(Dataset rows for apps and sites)

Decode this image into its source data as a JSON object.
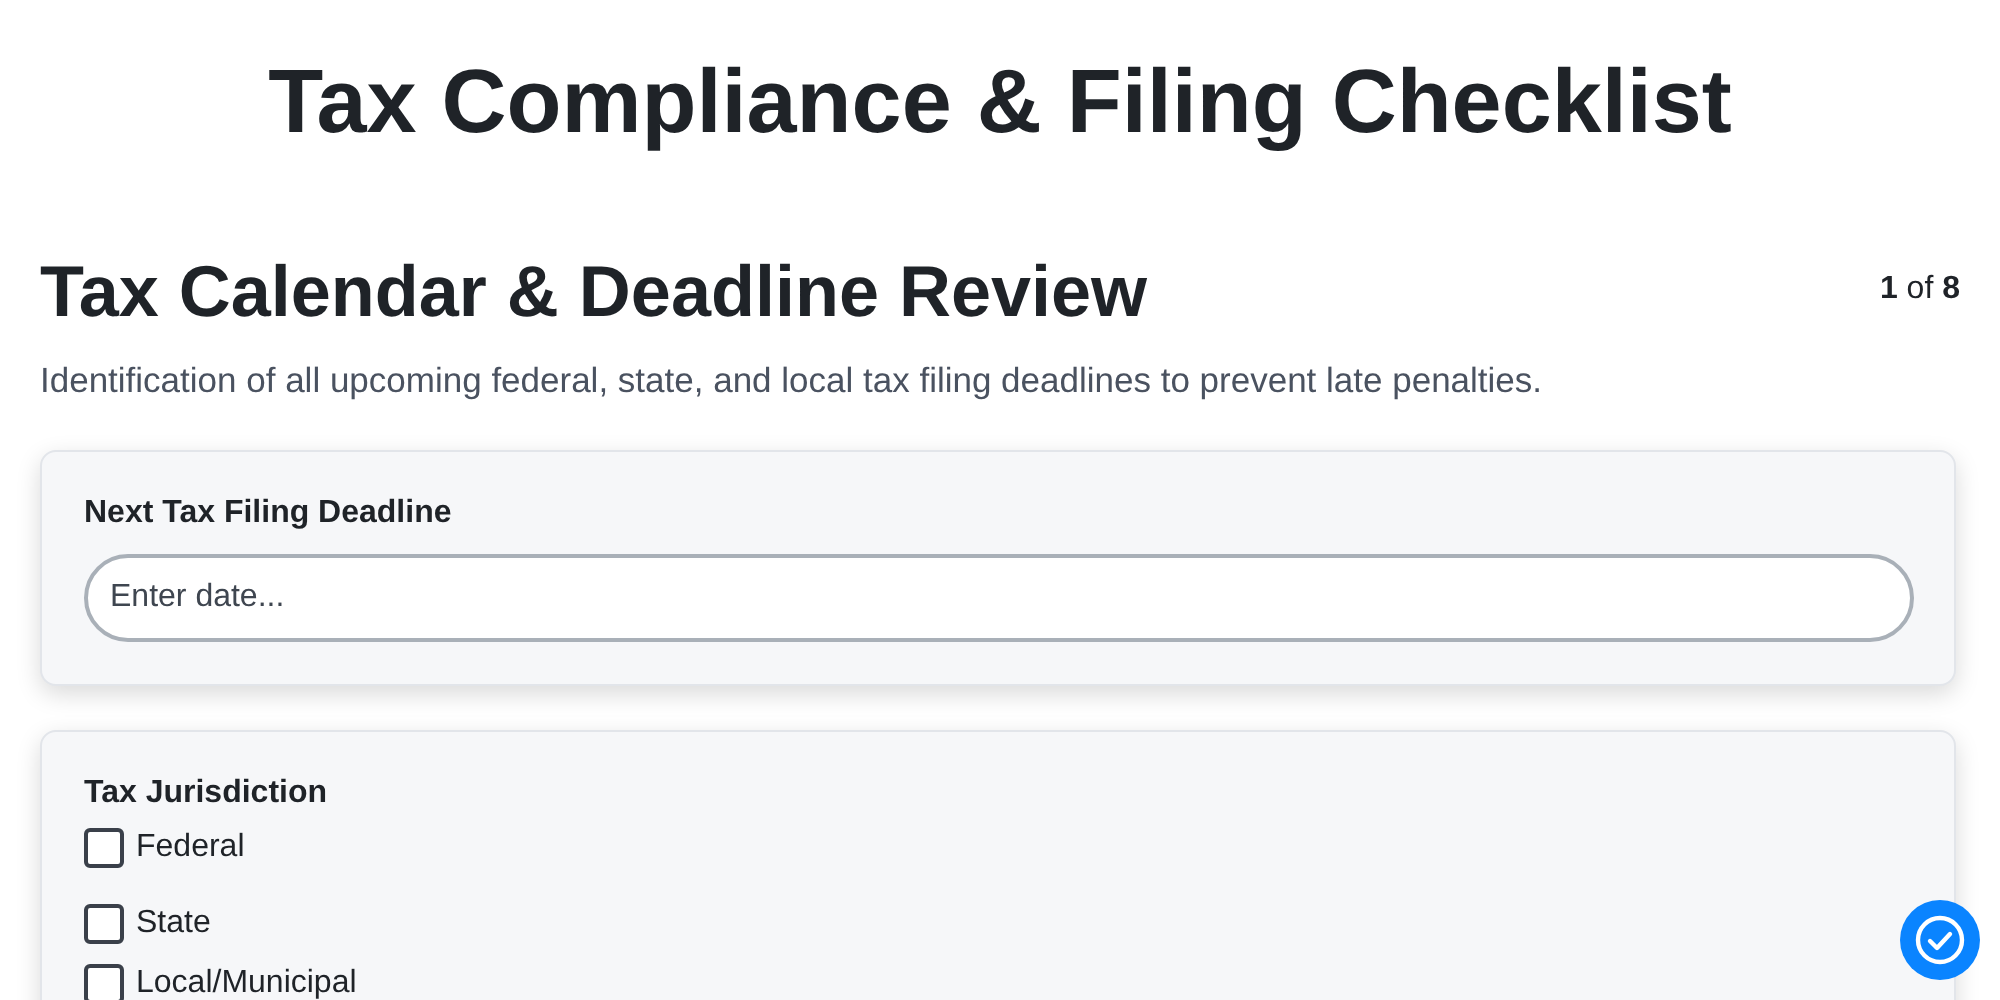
{
  "title": "Tax Compliance & Filing Checklist",
  "section": {
    "heading": "Tax Calendar & Deadline Review",
    "progress": "**1** of **8**",
    "description": "Identification of all upcoming federal, state, and local tax filing deadlines to prevent late penalties."
  },
  "questions": [
    {
      "kind": "text",
      "label": "Next Tax Filing Deadline",
      "placeholder": "Enter date..."
    },
    {
      "kind": "checklist",
      "label": "Tax Jurisdiction",
      "options": [
        {
          "label": "Federal",
          "checked": false
        },
        {
          "label": "State",
          "checked": false
        },
        {
          "label": "Local/Municipal",
          "checked": false
        }
      ]
    }
  ]
}
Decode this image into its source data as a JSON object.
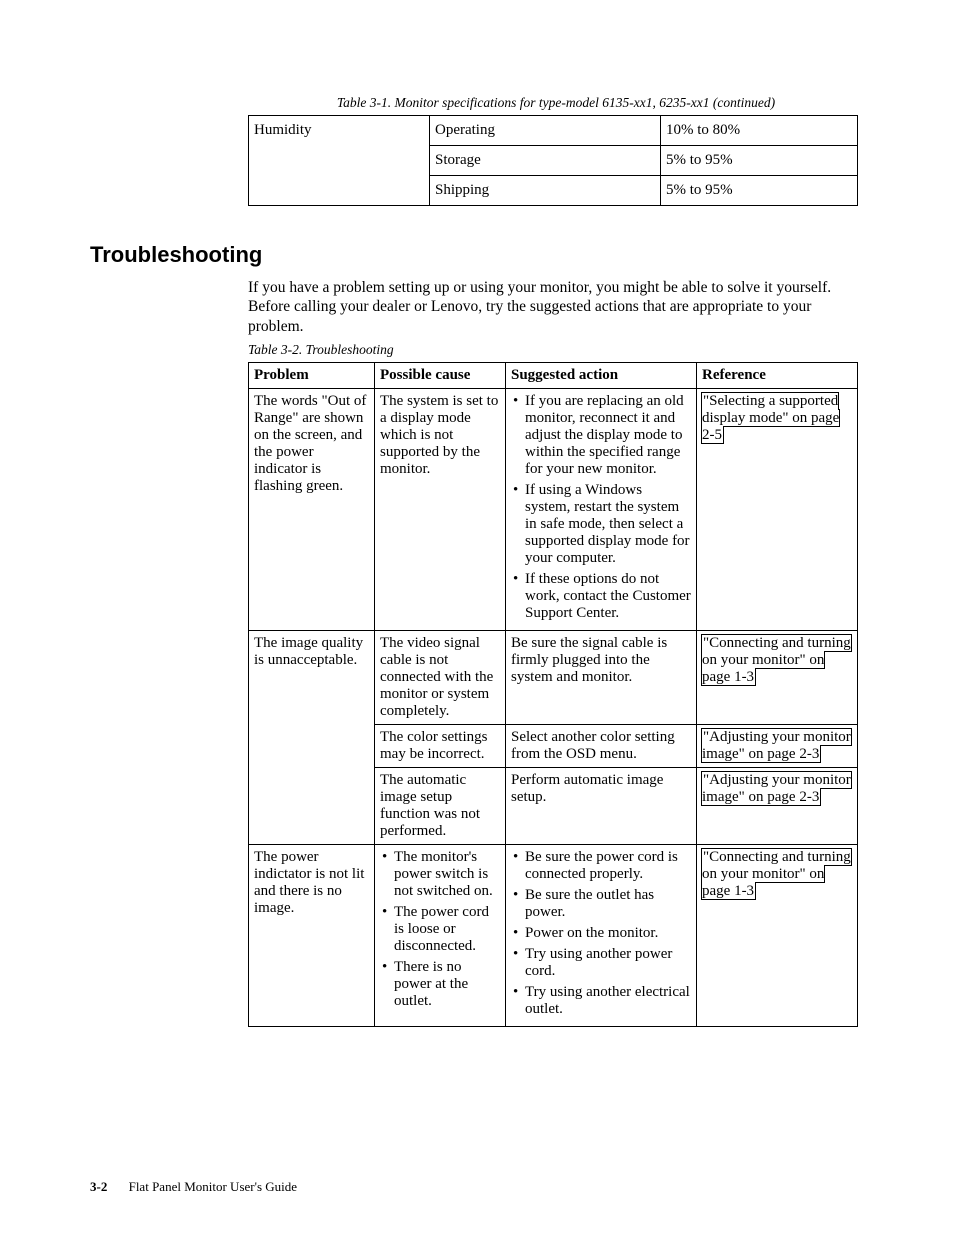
{
  "spec_table": {
    "caption": "Table 3-1. Monitor specifications for type-model 6135-xx1, 6235-xx1  (continued)",
    "row_label": "Humidity",
    "rows": [
      {
        "cond": "Operating",
        "val": "10% to 80%"
      },
      {
        "cond": "Storage",
        "val": "5% to 95%"
      },
      {
        "cond": "Shipping",
        "val": "5% to 95%"
      }
    ]
  },
  "section_heading": "Troubleshooting",
  "intro": "If you have a problem setting up or using your monitor, you might be able to solve it yourself. Before calling your dealer or Lenovo, try the suggested actions that are appropriate to your problem.",
  "trouble_table": {
    "caption": "Table 3-2. Troubleshooting",
    "headers": [
      "Problem",
      "Possible cause",
      "Suggested action",
      "Reference"
    ],
    "rows": [
      {
        "problem": "The words \"Out of Range\" are shown on the screen, and the power indicator is flashing green.",
        "cause_text": "The system is set to a display mode which is not supported by the monitor.",
        "actions": [
          "If you are replacing an old monitor, reconnect it and adjust the display mode to within the specified range for your new monitor.",
          "If using a Windows system, restart the system in safe mode, then select a supported display mode for your computer.",
          "If these options do not work, contact the Customer Support Center."
        ],
        "ref_link": "\"Selecting a supported display mode\" on page 2-5"
      },
      {
        "problem": "The image quality is unnacceptable.",
        "problem_rowspan": 3,
        "cause_text": "The video signal cable is not connected with the monitor or system completely.",
        "action_text": "Be sure the signal cable is firmly plugged into the system and monitor.",
        "ref_link": "\"Connecting and turning on your monitor\" on page 1-3"
      },
      {
        "cause_text": "The color settings may be incorrect.",
        "action_text": "Select another color setting from the OSD menu.",
        "ref_link": "\"Adjusting your monitor image\" on page 2-3"
      },
      {
        "cause_text": "The automatic image setup function was not performed.",
        "action_text": "Perform automatic image setup.",
        "ref_link": "\"Adjusting your monitor image\" on page 2-3"
      },
      {
        "problem": "The power indictator is not lit and there is no image.",
        "cause_list": [
          "The monitor's power switch is not switched on.",
          "The power cord is loose or disconnected.",
          "There is no power at the outlet."
        ],
        "actions": [
          "Be sure the power cord is connected properly.",
          "Be sure the outlet has power.",
          "Power on the monitor.",
          "Try using another power cord.",
          "Try using another electrical outlet."
        ],
        "ref_link": "\"Connecting and turning on your monitor\" on page 1-3"
      }
    ]
  },
  "footer": {
    "pagenum": "3-2",
    "title": "Flat Panel Monitor User's Guide"
  }
}
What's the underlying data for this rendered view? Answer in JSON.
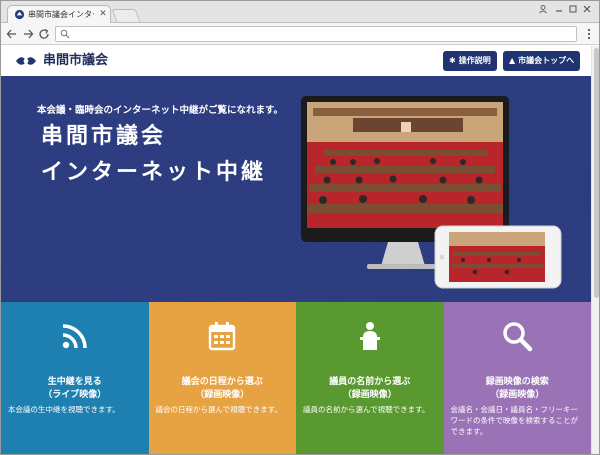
{
  "browser": {
    "tab_title": "串間市議会インターネット中",
    "tab_close": "✕",
    "new_tab": "",
    "url": ""
  },
  "site": {
    "title": "串間市議会",
    "buttons": {
      "manual": "操作説明",
      "top": "市議会トップへ"
    }
  },
  "hero": {
    "subtitle": "本会議・臨時会のインターネット中継がご覧になれます。",
    "title_line1": "串間市議会",
    "title_line2": "インターネット中継"
  },
  "tiles": [
    {
      "title_line1": "生中継を見る",
      "title_line2": "（ライブ映像）",
      "desc": "本会議の生中継を視聴できます。",
      "icon": "live-broadcast-icon",
      "color": "#1e7fb1"
    },
    {
      "title_line1": "議会の日程から選ぶ",
      "title_line2": "（録画映像）",
      "desc": "議会の日程から選んで視聴できます。",
      "icon": "calendar-icon",
      "color": "#e7a241"
    },
    {
      "title_line1": "議員の名前から選ぶ",
      "title_line2": "（録画映像）",
      "desc": "議員の名前から選んで視聴できます。",
      "icon": "speaker-podium-icon",
      "color": "#5a9830"
    },
    {
      "title_line1": "録画映像の検索",
      "title_line2": "（録画映像）",
      "desc": "会議名・会議日・議員名・フリーキーワードの条件で映像を検索することができます。",
      "icon": "search-icon",
      "color": "#9a73b6"
    }
  ],
  "colors": {
    "hero_bg": "#2a3a7e",
    "header_btn": "#1f3470",
    "brand_text": "#1f2d5a"
  }
}
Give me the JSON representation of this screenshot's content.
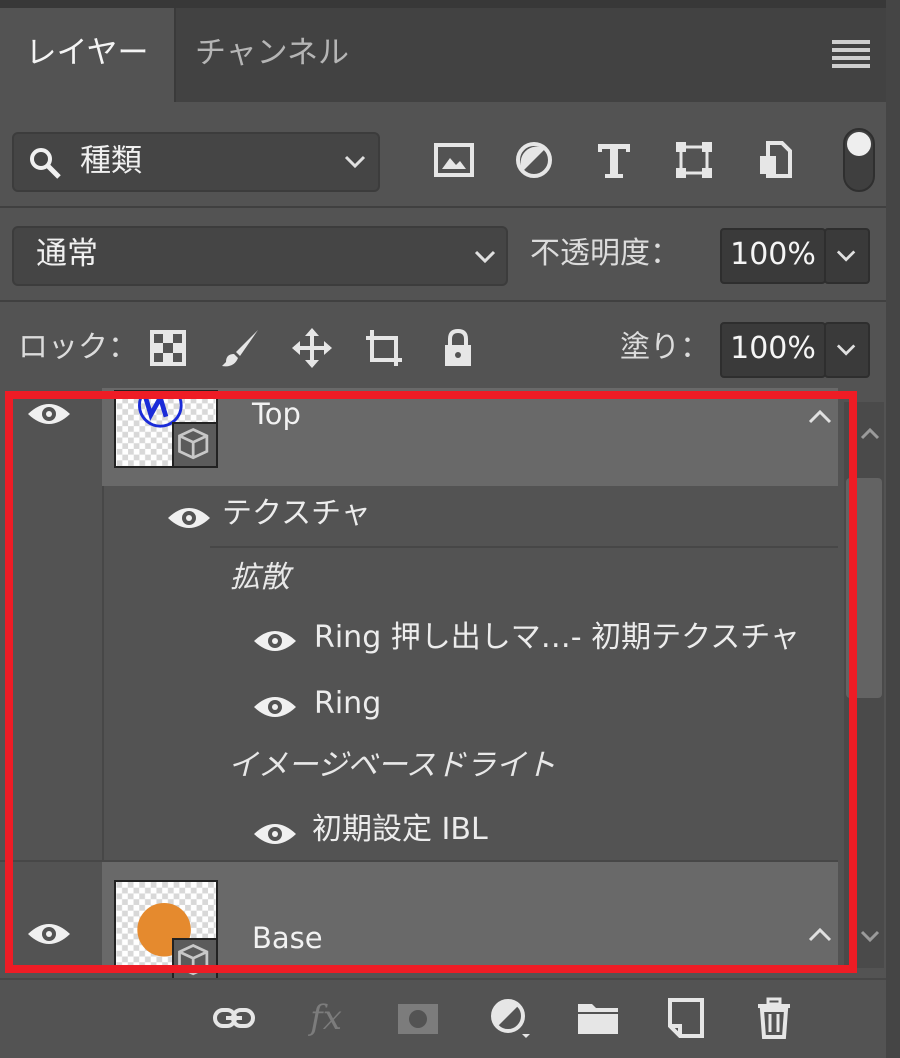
{
  "tabs": [
    {
      "label": "レイヤー",
      "active": true
    },
    {
      "label": "チャンネル",
      "active": false
    }
  ],
  "filter": {
    "label": "種類"
  },
  "blend": {
    "mode": "通常",
    "opacity_label": "不透明度：",
    "opacity_value": "100%"
  },
  "lock": {
    "label": "ロック：",
    "fill_label": "塗り：",
    "fill_value": "100%"
  },
  "layers": {
    "top": {
      "name": "Top"
    },
    "sub": {
      "texture": "テクスチャ",
      "diffuse": "拡散",
      "ring_texture": "Ring 押し出しマ…- 初期テクスチャ",
      "ring": "Ring",
      "ibl_group": "イメージベースドライト",
      "ibl": "初期設定 IBL"
    },
    "base": {
      "name": "Base"
    }
  },
  "colors": {
    "highlight": "#ee1c25",
    "panel": "#535353",
    "row_selected": "#696969",
    "thumb_orange": "#e58a2e",
    "thumb_blue": "#1a2bd8"
  }
}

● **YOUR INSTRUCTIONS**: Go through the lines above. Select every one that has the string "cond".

● **WRITTEN ANSWER**:
        "cond": "Operating",
        "cond": "Storage",
        "cond": "Shipping",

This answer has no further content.